Expecting an economic recovery to boost demand for everything from concrete to rare earth minerals, investors are bidding up prices ahead of an anticipated bull market in commodities.
Investment managers are telling clients to buy in, with some seeing the chance of a new “supercycle,” a repeat of the early 2000s when China’s rapid industrialization sent prices for oil and metals to record highs.
“It’s easy, and largely accurate” to frame the commodity outlook as a “V-shaped vaccine trade” driven by pent-up demand coupled to government stimulus spending around the world, said a recent Goldman Sachs research note quoted by the Financial Times.
“What is key, however, is that this recovery in commodity prices will actually be the beginning of a much longer structural bull market for commodities,” the note added.
Commodities have been unfavored by investors for years and largely abandoned when the global economy froze a year ago. Investors’ views changed last spring when China reopened its industries to supply goods to countries whose economies were still shut down.
Over the last 12 months, soybean prices are up 50 percent and copper’s cost has risen 40 percent. Benchmark Brent crude oil’s price has climbed back to its pre-pandemic level of around $60 a barrel.
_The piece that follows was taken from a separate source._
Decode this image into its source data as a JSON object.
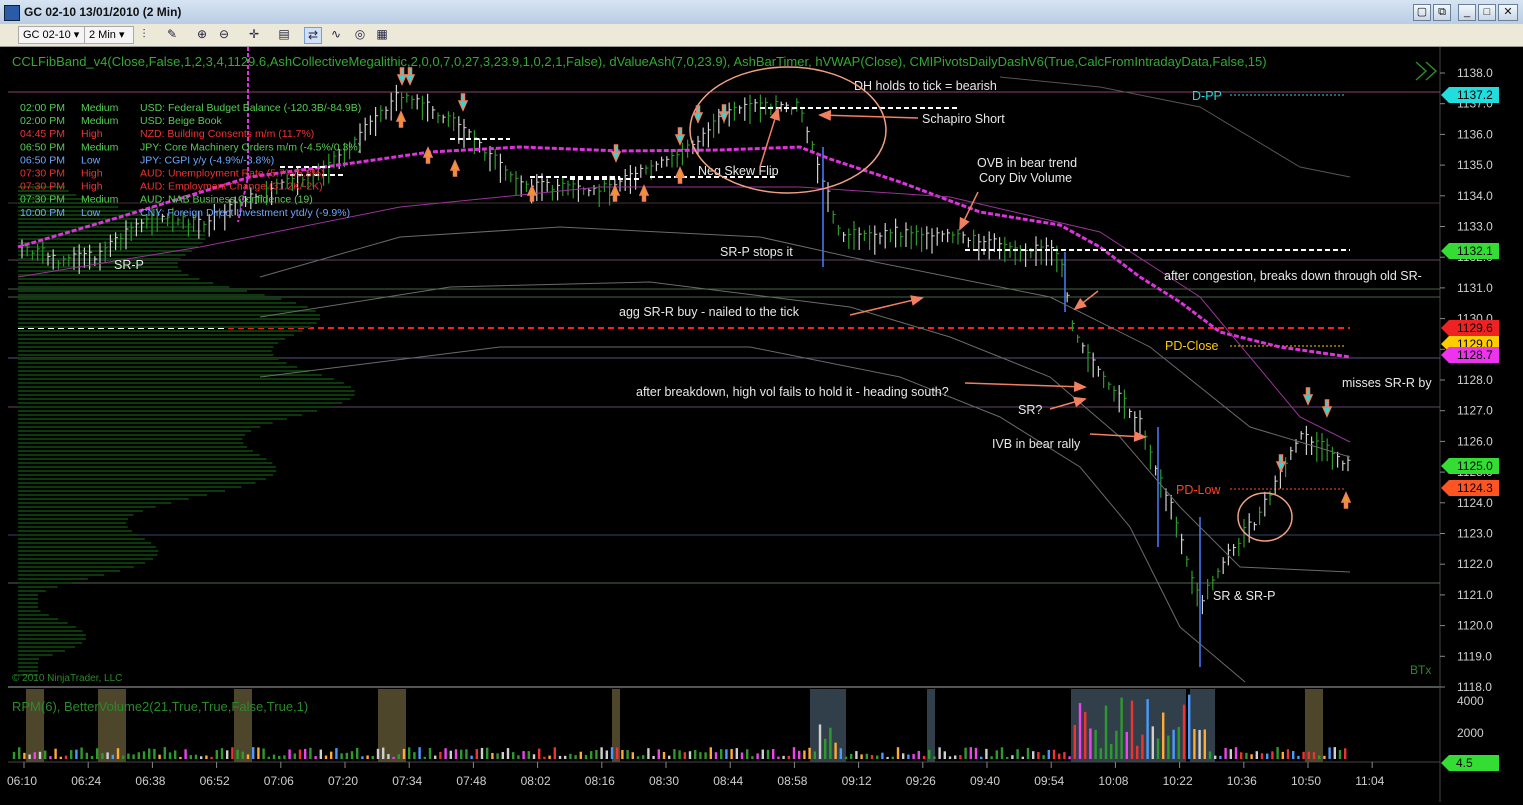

A collection of 27 commodities routinely monitored by Summerhaven Investment Management shows prices up for all 27 during the six months ending in mid-January.
“We’ve looked back 50 years and we’ve never seen this basket of commodities all go up at once,” managing partner Kurt Nelson commented to the Times.
“Since 2010, we have seen equity markets rally, a strong dollar, interest rates trend lower, and inflation expectations decline,” Eliot Geller, partner at CoreCommodity Management, noted to the Times.
“Today, we have the threat of rising inflation, a weaker dollar, and interest rates that are already zero or negative,” he said.
TREND FORECAST: As we have long forecast, the bull run markets have been driven by unprecedented stimulus spending by governments that have in turn ballooned the debt bubble, thus, the fears that the fast-rising markets juiced by cheap money will spike inflation. Therefore, fund managers have been buying commodities, which are inflation hedges because the price of commodities rises in tandem with inflation.
And with most commodities priced in dollars; with the dollar’s value shrinking... and expected to keep declining, commodities have become cheaper.
Also, as inflation spikes, so, too, will dollar-based precious metals.
TRENDPOST: Helping to push inflation higher, China’s producer price index rose 0.3 percent in January, the first month in the past 11 that the cost of manufactured goods has risen.
The rise is due to a 1-percent bump in domestic demand, fueled by the country’s construction boom, the National Bureau of Statistics reported. However, China’s consumer price index remained negative at -0.3 percent for the month as households remain cautious about spending.
Inflation in the price of consumer goods, excluding food and energy, turned negative for the first time in more than ten years.
As reported in the Financial Times, consumer prices are likely to rise in the coming months, analysts at Capital Economics predicted in a recent research report, adding that the consumer price index is likely to reach 2 percent by July.
While they forecast China's central bank "will tighten policy this year," we disagree. We forecast Beijing will do what it must to keep its economy roaring as it re-ignites its “Belt and Road” initiative, which has slowed down during the global lockdowns.